• _TASK OBJECTIVE_:
Check every line of the entries below for "data", and copy the lines that have it.

• _EXCERPTED RECORDS_:

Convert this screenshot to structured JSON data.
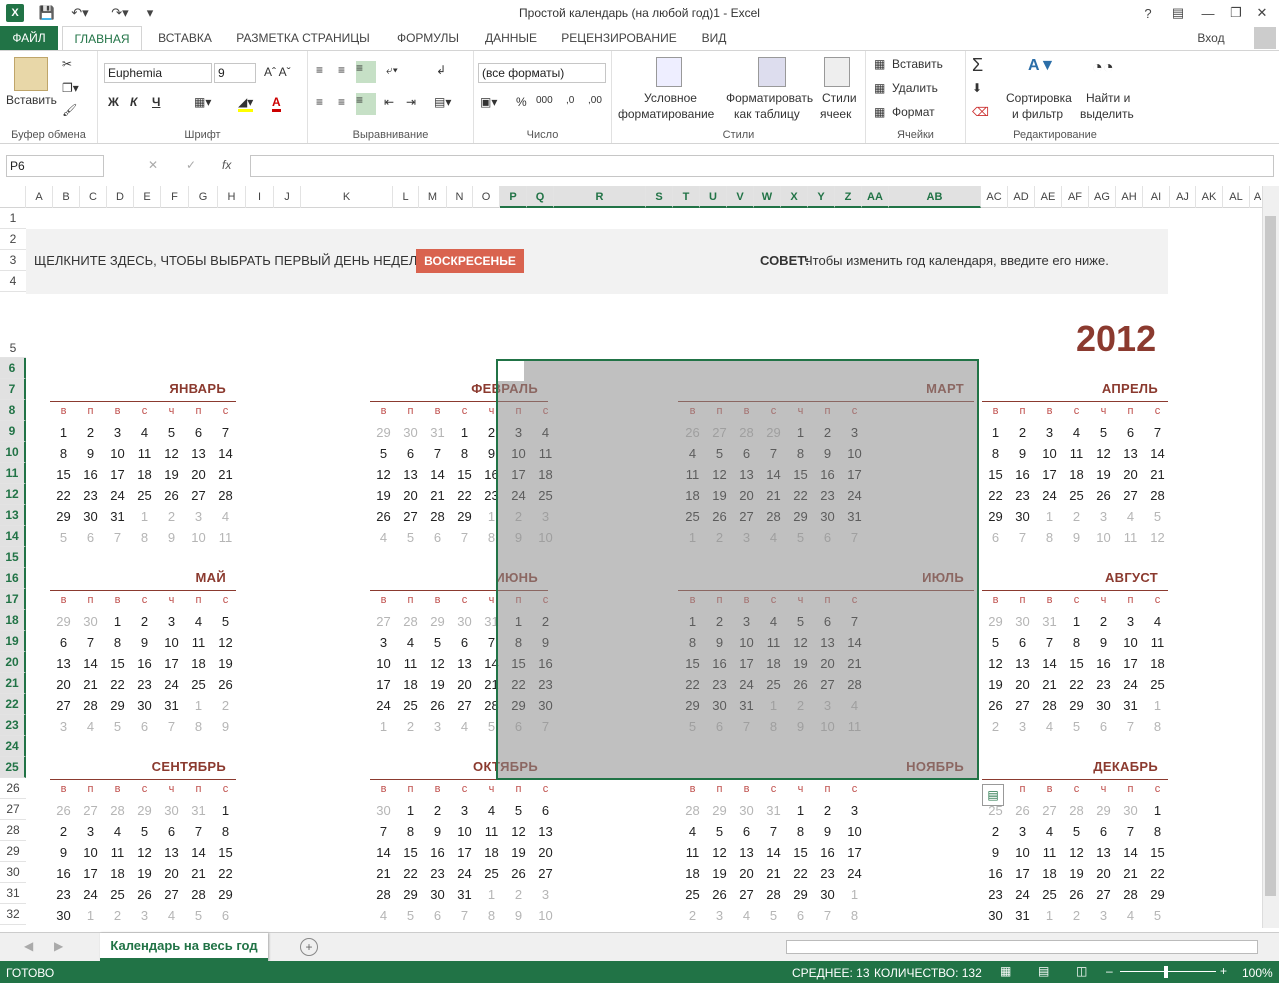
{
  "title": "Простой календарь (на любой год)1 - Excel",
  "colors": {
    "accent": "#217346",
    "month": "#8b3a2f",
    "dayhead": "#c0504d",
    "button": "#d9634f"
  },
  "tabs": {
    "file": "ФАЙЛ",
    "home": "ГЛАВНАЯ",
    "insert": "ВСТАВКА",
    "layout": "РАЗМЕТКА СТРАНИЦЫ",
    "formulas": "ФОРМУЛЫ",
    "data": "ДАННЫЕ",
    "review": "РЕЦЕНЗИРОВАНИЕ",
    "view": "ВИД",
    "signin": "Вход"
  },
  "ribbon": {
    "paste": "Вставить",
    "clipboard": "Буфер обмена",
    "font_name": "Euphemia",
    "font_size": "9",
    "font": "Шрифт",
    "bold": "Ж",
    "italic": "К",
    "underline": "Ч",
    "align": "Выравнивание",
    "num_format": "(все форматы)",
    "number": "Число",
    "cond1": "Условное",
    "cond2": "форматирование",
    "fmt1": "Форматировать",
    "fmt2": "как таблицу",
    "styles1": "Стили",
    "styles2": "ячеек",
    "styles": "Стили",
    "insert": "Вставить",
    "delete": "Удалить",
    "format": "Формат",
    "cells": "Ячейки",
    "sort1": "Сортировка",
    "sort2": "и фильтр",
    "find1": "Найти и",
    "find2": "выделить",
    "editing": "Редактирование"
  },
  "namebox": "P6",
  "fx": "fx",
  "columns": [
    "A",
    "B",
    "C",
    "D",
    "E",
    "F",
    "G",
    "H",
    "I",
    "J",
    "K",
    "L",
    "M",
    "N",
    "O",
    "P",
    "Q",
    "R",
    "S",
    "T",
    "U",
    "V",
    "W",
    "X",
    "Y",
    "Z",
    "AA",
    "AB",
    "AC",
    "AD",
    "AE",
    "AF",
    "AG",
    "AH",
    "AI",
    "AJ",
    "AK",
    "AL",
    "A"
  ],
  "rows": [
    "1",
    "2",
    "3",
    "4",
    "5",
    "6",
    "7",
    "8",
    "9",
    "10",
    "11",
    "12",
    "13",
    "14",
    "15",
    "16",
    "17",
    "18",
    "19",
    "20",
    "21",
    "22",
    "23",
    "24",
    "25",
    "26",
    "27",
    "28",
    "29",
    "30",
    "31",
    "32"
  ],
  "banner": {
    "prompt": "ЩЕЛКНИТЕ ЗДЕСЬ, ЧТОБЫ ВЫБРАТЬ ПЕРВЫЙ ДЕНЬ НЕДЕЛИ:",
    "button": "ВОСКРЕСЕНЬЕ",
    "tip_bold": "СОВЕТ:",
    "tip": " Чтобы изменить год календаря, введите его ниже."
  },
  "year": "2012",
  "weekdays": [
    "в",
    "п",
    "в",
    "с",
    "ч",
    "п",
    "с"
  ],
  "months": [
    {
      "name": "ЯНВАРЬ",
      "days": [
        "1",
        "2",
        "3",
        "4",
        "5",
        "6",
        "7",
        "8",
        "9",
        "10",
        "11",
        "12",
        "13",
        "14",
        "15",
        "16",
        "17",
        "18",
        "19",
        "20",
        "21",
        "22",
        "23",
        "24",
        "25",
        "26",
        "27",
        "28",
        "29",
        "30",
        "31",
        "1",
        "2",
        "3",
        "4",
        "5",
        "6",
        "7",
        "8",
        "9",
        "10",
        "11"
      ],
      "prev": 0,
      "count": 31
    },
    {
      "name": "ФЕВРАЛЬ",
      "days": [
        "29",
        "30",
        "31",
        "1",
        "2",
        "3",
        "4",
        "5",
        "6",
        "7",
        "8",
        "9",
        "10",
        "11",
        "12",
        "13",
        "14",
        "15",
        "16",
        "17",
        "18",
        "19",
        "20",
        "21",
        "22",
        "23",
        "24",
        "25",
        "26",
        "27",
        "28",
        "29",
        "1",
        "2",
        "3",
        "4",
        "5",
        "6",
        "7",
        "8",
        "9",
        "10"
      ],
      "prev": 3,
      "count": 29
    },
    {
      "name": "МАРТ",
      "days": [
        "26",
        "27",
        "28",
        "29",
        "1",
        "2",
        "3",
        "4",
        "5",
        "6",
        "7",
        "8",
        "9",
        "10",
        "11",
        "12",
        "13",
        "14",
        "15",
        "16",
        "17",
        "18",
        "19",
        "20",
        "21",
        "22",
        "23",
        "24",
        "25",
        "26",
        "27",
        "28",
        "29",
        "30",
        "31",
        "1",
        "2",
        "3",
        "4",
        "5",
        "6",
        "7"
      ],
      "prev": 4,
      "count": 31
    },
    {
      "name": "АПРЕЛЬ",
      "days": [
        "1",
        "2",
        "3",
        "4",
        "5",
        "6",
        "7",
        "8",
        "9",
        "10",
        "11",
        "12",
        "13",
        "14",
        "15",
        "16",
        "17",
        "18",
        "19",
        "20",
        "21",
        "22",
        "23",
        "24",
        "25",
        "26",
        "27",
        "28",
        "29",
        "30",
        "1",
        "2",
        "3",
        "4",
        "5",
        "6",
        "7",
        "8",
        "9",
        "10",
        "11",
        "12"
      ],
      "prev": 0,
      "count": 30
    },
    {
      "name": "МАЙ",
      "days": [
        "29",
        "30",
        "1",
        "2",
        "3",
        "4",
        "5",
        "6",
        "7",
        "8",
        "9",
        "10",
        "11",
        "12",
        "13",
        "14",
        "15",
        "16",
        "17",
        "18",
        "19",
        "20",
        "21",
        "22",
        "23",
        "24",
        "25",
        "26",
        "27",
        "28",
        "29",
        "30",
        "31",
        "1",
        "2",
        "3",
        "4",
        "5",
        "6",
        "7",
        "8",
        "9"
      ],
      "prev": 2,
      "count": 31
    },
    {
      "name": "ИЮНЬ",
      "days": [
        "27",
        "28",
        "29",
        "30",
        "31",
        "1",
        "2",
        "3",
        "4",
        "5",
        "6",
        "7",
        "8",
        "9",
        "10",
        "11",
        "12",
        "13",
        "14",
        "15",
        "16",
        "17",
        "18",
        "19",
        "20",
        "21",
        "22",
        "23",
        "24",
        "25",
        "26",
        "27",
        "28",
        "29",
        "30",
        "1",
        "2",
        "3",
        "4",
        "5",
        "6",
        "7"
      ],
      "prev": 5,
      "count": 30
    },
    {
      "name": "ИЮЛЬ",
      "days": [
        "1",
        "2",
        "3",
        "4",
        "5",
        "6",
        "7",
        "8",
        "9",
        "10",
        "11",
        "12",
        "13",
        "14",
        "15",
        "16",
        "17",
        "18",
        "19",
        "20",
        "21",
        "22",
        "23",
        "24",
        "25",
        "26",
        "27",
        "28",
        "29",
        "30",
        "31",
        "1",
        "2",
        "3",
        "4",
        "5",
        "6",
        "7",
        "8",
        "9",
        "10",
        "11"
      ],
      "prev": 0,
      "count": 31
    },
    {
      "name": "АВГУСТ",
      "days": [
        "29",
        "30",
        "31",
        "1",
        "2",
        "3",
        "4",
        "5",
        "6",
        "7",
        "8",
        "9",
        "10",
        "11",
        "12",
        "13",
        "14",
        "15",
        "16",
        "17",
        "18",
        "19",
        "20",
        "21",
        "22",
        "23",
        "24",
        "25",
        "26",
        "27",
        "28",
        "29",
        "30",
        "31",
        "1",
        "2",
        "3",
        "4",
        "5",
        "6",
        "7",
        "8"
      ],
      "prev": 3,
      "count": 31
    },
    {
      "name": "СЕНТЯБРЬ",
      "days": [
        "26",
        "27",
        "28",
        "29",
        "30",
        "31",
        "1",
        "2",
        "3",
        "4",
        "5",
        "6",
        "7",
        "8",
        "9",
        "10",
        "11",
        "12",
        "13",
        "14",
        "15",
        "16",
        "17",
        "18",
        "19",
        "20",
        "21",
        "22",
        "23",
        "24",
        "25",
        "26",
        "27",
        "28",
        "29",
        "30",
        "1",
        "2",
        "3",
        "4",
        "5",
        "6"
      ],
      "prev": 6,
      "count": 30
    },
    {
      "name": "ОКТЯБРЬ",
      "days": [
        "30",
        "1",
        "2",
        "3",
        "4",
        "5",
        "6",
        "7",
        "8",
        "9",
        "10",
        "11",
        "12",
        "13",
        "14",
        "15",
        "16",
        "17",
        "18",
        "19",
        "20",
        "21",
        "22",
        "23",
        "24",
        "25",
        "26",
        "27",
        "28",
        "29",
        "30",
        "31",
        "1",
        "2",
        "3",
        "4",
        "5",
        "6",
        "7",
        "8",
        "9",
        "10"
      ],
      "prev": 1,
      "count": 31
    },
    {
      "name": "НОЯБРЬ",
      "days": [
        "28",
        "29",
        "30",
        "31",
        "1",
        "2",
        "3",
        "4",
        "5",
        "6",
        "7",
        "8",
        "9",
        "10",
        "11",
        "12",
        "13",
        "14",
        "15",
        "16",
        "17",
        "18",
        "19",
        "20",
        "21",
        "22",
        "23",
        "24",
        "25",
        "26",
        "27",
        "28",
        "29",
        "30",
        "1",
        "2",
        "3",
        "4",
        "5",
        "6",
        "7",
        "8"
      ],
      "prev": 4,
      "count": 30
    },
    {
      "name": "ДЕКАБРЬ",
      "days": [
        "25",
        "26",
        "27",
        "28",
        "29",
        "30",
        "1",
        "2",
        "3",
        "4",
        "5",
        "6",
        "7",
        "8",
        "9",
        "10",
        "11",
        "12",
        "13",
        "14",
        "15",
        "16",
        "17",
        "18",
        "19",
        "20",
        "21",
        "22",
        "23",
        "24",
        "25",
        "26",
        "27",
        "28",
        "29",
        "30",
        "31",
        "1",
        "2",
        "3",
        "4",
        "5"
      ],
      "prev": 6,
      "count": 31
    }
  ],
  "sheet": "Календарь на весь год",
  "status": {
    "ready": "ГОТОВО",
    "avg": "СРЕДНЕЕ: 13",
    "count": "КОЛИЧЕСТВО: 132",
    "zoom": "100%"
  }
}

• _THE ANSWER_:
Convert this screenshot to structured JSON data.
    "data": "ДАННЫЕ",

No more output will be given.